FindLaw Codes are provided courtesy of Thomson Reuters Westlaw, the industry-leading online legal research system. For more detailed codes research information, including annotations and citations, please visit Westlaw.

Justia US Law (n.d.) Mississippi Code :: Title 37 - EDUCATION :: Chapter 13 - CURRICULUM; SCHOOL YEAR AND ATTENDANCE :: MISSISSIPPI COMPULSORY SCHOOL ATTENDANCE LAW :: § 37-13-91 - Compulsory school attendance requirements generally; enforcement of law. Retrieved from https://law.justia.com/codes/mississippi/2013/title-37/chapter-13/mississippi-compulsory-school-attendance-law/section-37-13-91/

This article is accurate and true to the best of the author’s knowledge. Content is for informational or entertainment purposes only and does not substitute for personal counsel or professional advice in business, financial, legal, or technical matters.

© 2015 Robert Odell Jr

Comments

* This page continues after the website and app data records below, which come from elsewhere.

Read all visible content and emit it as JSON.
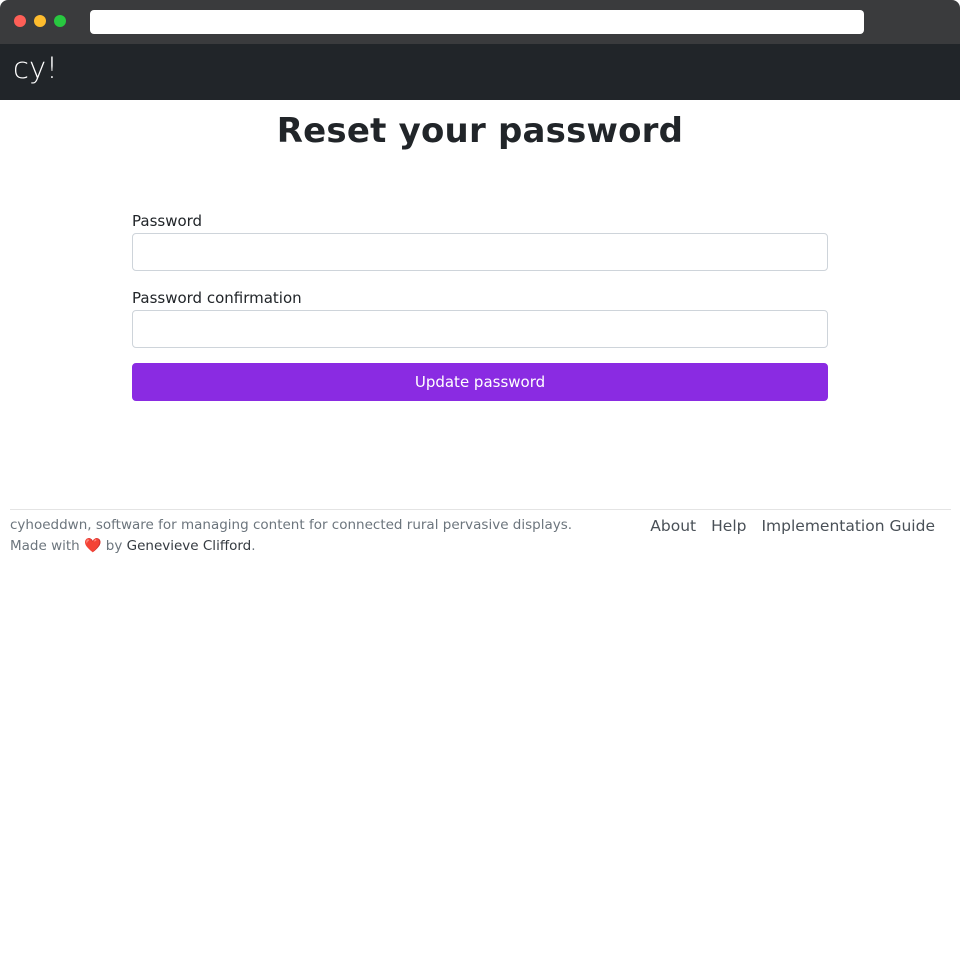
{
  "browser": {
    "address_value": ""
  },
  "navbar": {
    "brand": "cy!"
  },
  "page": {
    "title": "Reset your password"
  },
  "form": {
    "password_label": "Password",
    "password_value": "",
    "confirmation_label": "Password confirmation",
    "confirmation_value": "",
    "submit_label": "Update password"
  },
  "footer": {
    "description": "cyhoeddwn, software for managing content for connected rural pervasive displays.",
    "made_with_prefix": "Made with",
    "heart_glyph": "❤️",
    "by_text": "by",
    "author": "Genevieve Clifford",
    "suffix": ".",
    "links": [
      {
        "label": "About"
      },
      {
        "label": "Help"
      },
      {
        "label": "Implementation Guide"
      }
    ]
  },
  "colors": {
    "navbar_bg": "#212529",
    "primary_button": "#8a2be2",
    "heart": "#d32f2f"
  }
}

Robert Odell Jr (author) from Memphis, Tennessee on September 11, 2018:

Hello Marie Eason,

If you have already tried contacting The Mississippi Department of Child Protection Services you may want to also try The Mississippi Department of Human Services, which is a separate agency.

Reaching out to church and other community leaders may prove to be encouraging and very beneficial for you and your grandchild.

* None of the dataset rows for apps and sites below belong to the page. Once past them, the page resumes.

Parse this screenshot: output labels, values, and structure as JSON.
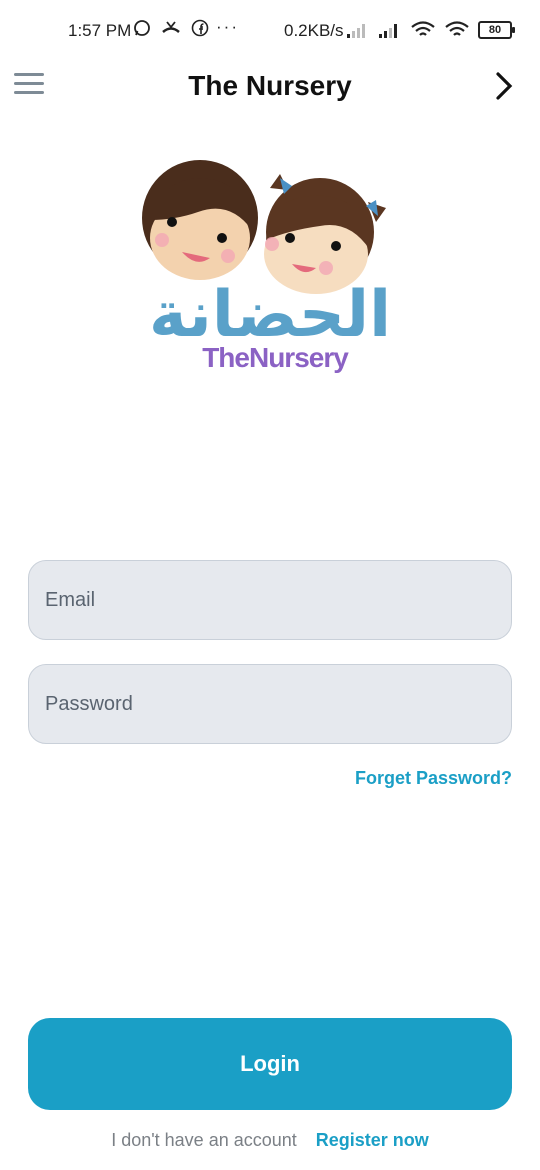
{
  "status_bar": {
    "time": "1:57 PM",
    "dots": "···",
    "network_speed": "0.2KB/s",
    "battery": "80",
    "icons": [
      "whatsapp-icon",
      "missed-call-icon",
      "facebook-icon",
      "signal-icon",
      "signal-icon",
      "wifi-icon",
      "wifi-icon",
      "battery-icon"
    ]
  },
  "header": {
    "title": "The Nursery",
    "menu_icon": "hamburger-menu-icon",
    "next_icon": "chevron-right-icon"
  },
  "logo": {
    "text_arabic": "الحضانة",
    "text_english": "TheNursery"
  },
  "form": {
    "email_placeholder": "Email",
    "password_placeholder": "Password",
    "forgot_password": "Forget Password?",
    "login_label": "Login",
    "no_account_text": "I don't have an account",
    "register_label": "Register now"
  },
  "colors": {
    "accent": "#1a9fc6",
    "field_bg": "#e6e9ee",
    "logo_text": "#5aa1c9",
    "logo_purple": "#8b62c4"
  }
}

Remember that Mississippi state statue says a parent or guardian of an excessively truant child can be found guilty and imprisoned for contributing to the neglect of a child. I realize that this is a family situation; however, this seems to be a situation of serious neglect. For this reason, you may need to go to your nearest police precinct and file a report.

In Mississippi you can call 1-800-222-8000 or (601) 432-4570 to report abuse or neglect of a child. It may be very helpful to get council from a good lawyer. The Mississippi Volunteer Lawyers Project: (601) 960-9577 and Mississippi Center-Legal Services: (601) 948-6752 may be useful resources that can be used to point you in the right direction.

Please do not to give up on that bright young lady. Keep trying and you will receive the help that you need.

Marie eason on September 11, 2018:

I have been trying to get c.p.s to help me because my grandchild has NEVER been registered in school. She is 8 1/2. Yrs old.! Exactly who is responsible for enforcing this law. If they have never been registered no one seems to care. I would love an answer’ she is a very bright young lady whose life is being ruined by neglect’ I keep getting the run around